Zipcar to the Rescue
College friendships forged around the search for a late-night ride to the local taco truck have taken a backseat to ready-when-you-need-'em communal vehicles, thanks to Zipcar. With 400 vehicles on more than 70 campuses, the company allows members to reserve and rent wheels at an hourly or daily rate (less than $10 an hour, often discounted for students). Universities like the idea of a single car serving multiple students, because building a new parking structure can cost more than $30,000 per stall.
According to Will Toor, coauthor of Transportation and Sustainable Campus Communities, car sharing might change mind-sets about living on campus without a vehicle more than alter habits. But with Zipcars on hand, even the car-less can tame the munchies. —Peter Frick-Wright
A SNOW-COVERED SLOPE may be as quiet as a library, but until recently only the boldest of scholars would claim that hours spent there counted as study time. Some colleges, however, have embraced the outdoors as a classroom, offering such nature-inspired courses as avalanche science and backcountry skiing.
At St. Lawrence University in Canton, New York, undergrads minoring in outdoor studies debate the merits of snowshoes versus snowmobiles and the ethical implications of ski lifts. Adventurers at Whitman College in Walla Walla, Washington, can earn credit for rock climbing, telemark skiing, and kayaking, and undergrads can spend three months exploring environmental issues or take six- to nine-day adventure trips known as "Scrambles." And last September environmental politics professor Phil Brick brought seven Whitman students down Hell's Canyon to help research a book with author Mary O'Brien. "We couldn't have done it without the outdoor program," Brick says. —Peter Frick-Wright
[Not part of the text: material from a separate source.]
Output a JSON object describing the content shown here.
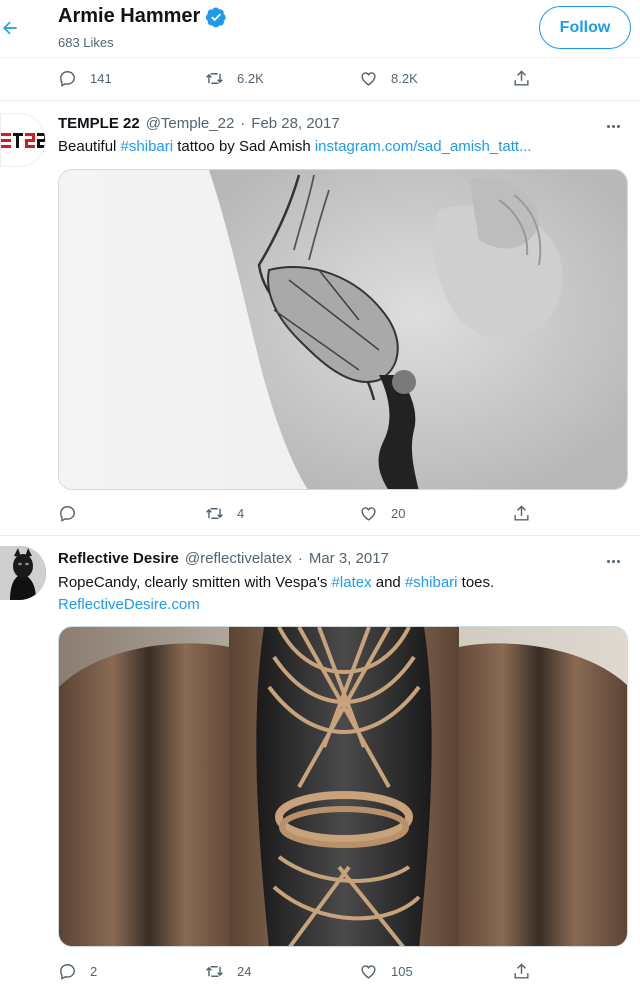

Ideas for Your Dean: Water-Saving Potty Policies
Make like a longhorn, and go low-flow. The University of Texas at Austin is replacing 6,000 toilets and fixtures on campus with newer low-flow ones, which should save approximately 140 million gallons of water per year, or enough to fill 210 Olympic-size swimming pools.
Compost like a Canadian. The Institute of Asian Research at the University of British Columbia in Vancouver has five composting toilets in its C. K. Choi Building. Instead of connecting to the city’s sewer system, these reportedly smell-free toilets empty into giant compost bins, which only need to be emptied every ten years. —Katie Mathis
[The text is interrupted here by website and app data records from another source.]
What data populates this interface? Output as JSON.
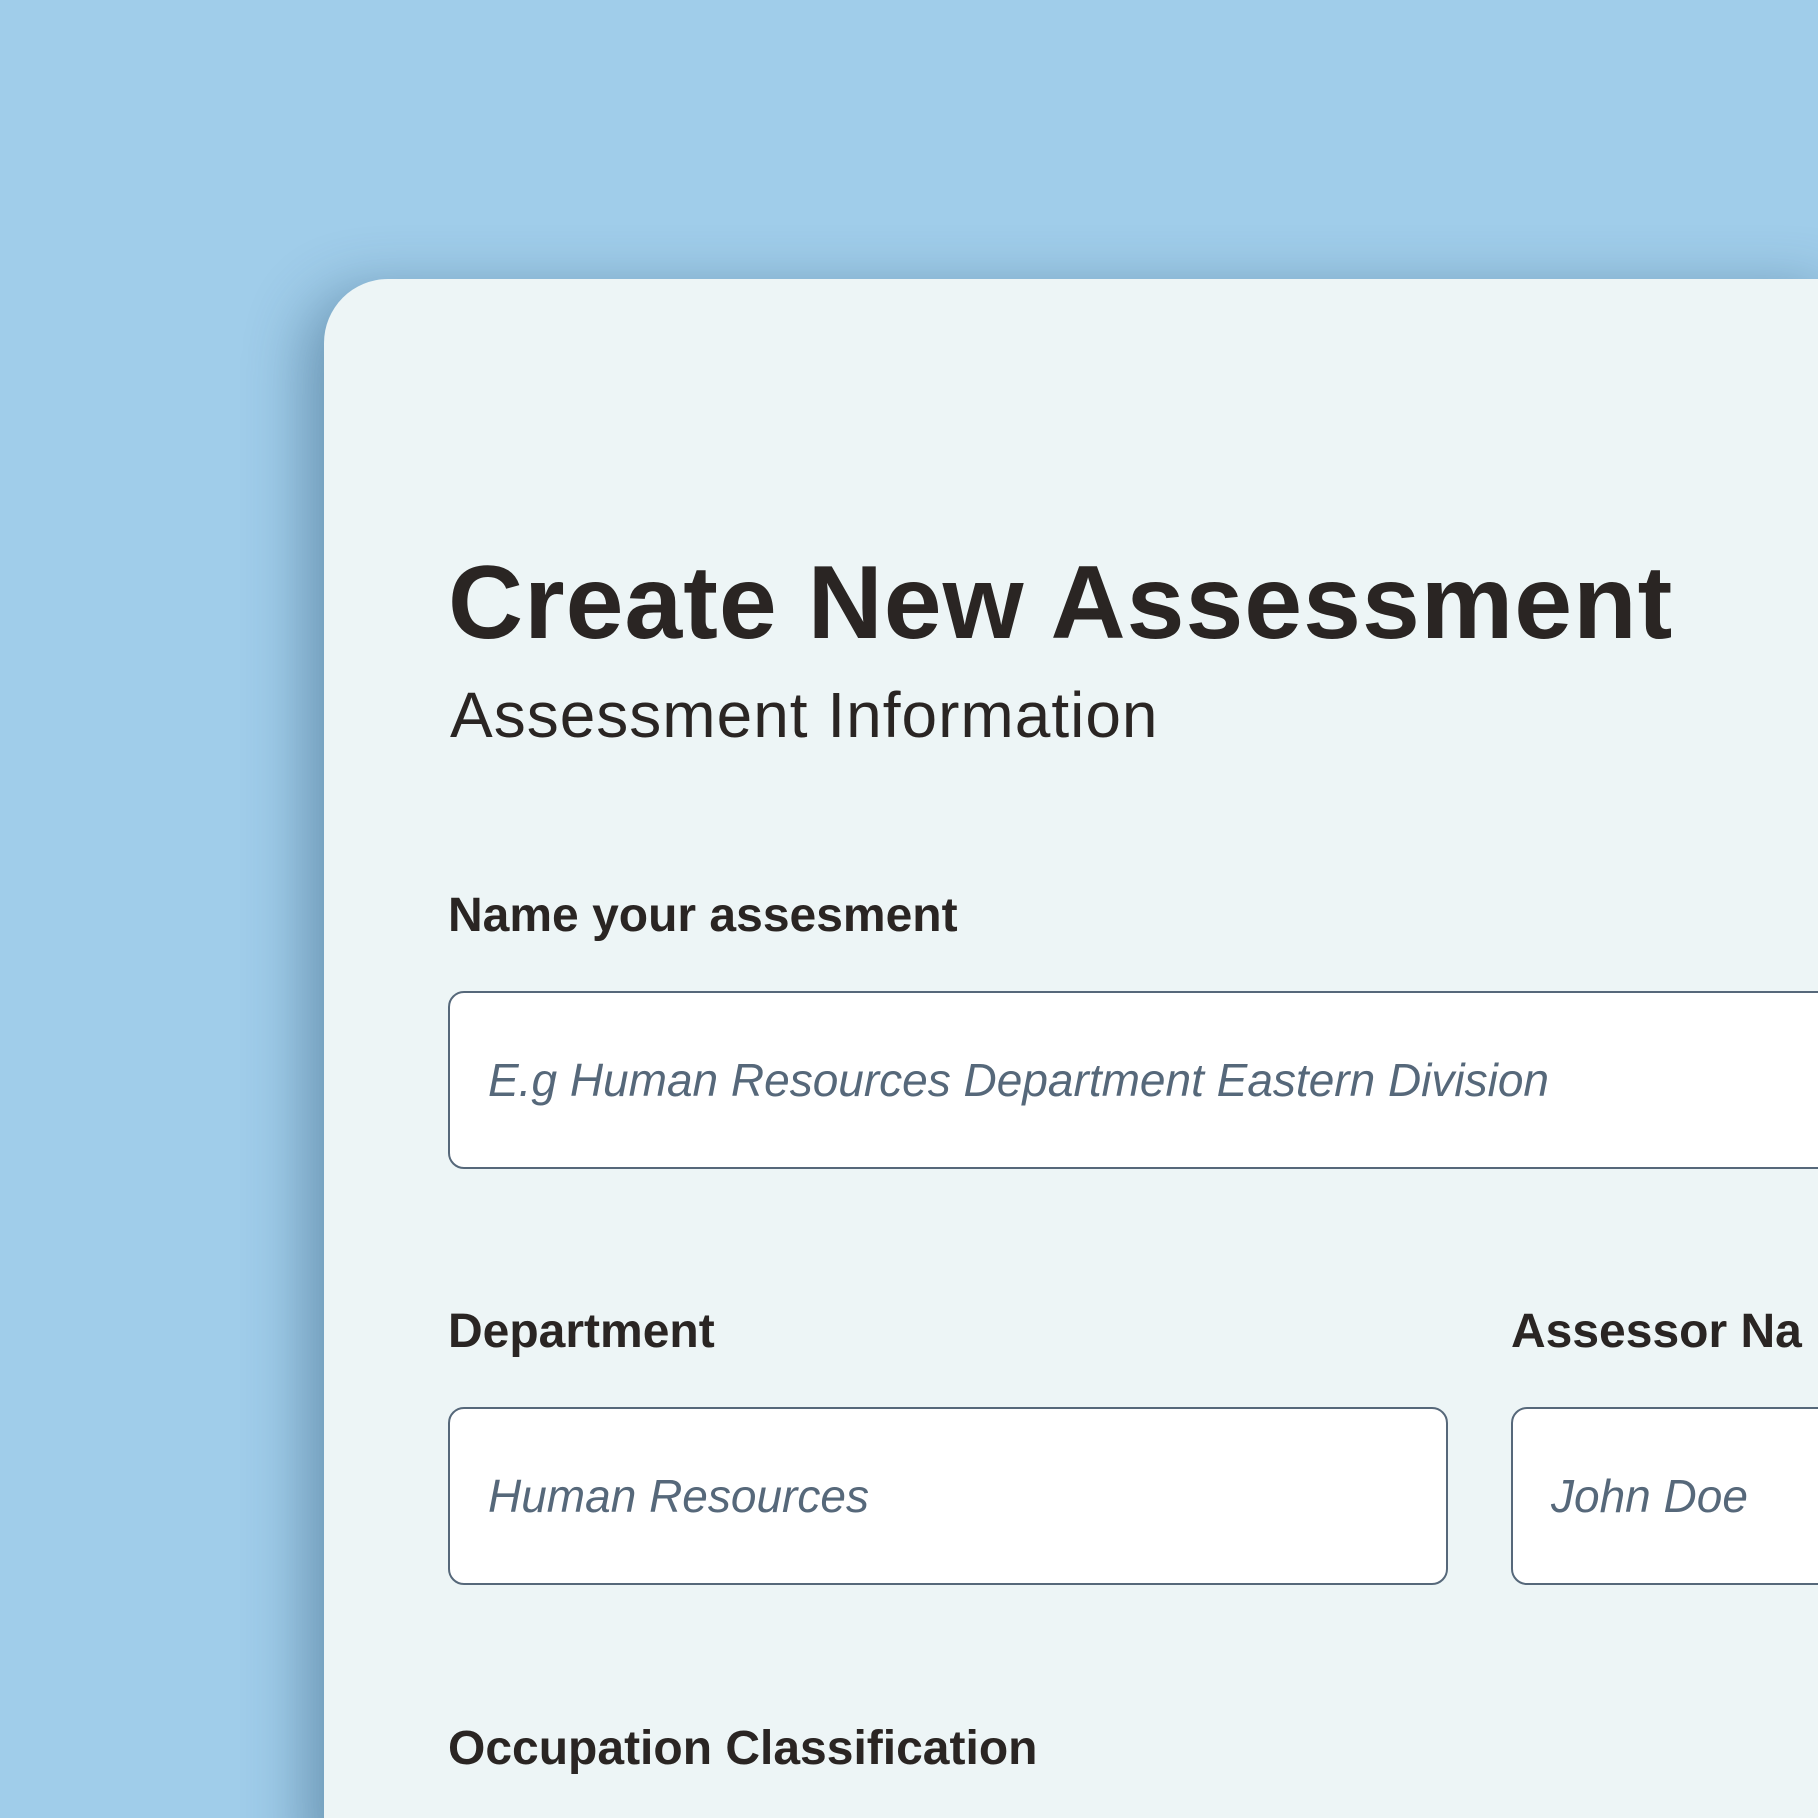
{
  "form": {
    "title": "Create New Assessment",
    "subtitle": "Assessment Information",
    "fields": {
      "assessment_name": {
        "label": "Name your assesment",
        "placeholder": "E.g Human Resources Department Eastern Division"
      },
      "department": {
        "label": "Department",
        "placeholder": "Human Resources"
      },
      "assessor_name": {
        "label": "Assessor Na",
        "placeholder": "John Doe"
      },
      "occupation_classification": {
        "label": "Occupation Classification"
      }
    }
  },
  "colors": {
    "page_background": "#a0cdea",
    "card_background": "#edf5f6",
    "text_primary": "#2a2523",
    "input_border": "#56687a",
    "placeholder_text": "#56687a",
    "input_background": "#ffffff"
  }
}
Claire's Corner CopiaNew Haven, Connecticut
Yalies flock to this vegetarian, environmentally responsible, and organic cafe for whole-grain pancakes with warm berries and, according to students, "ridiculously good" smoothies. Not only does Claire's donate 10 percent of its profits to charity, but it also provides health insurance to its treasured waitstaff.
Pearl StreetBoulder, Colorado
It's hard not to find green cuisine in this mile-high mountain college town. All the restaurants around the University of Colorado have committed to zero-waste and organic operations. The nearby Pearl Street pedestrian mall offers an impressive array of choices, including the wind-powered Kitchen Cafe and organic-centric Sunflower Restaurant.
Book Lover's CafeGainesville, Florida
"Come for the books, stay for the food" reads the front of the menu at this vegetarian restaurant that doubles as a used-book store. Just five blocks from campus, the University of Florida hangout also serves several delectable vegan dishes, such as tofu quiche and carrot cake.
Cactus TaqueríaBerkeley and Oakland, California
With two locations flanking the UC Berkeley campus, Cactus Taquería provides inexpensive and Earth-friendly Mexican food to plenty of Cal students. Die-hard Cactus fans claim the food--featuring Niman Ranch meats and Hoffman Farms poultry--is well worth braving the daycare atmosphere. Fortunately, you can always get your burrito para llevar.
Farm 255Athens, Georgia
Serving only local, seasonal cuisine, Farm 255 offers dishes like tuna tartare; pork-meatball pappardelle; and a risotto of arugula, chevre, and lemon zest. Most of its food comes straight from the eatery's own seven-acre organic, biodynamic farm near the University of Georgia. While it may be more expensive than your average student-budget meal, the value is tremendous. —Michael Fox
Photos, from top: Trent Campbell, iStock/leaf, iStock/juanmonino; used with permission.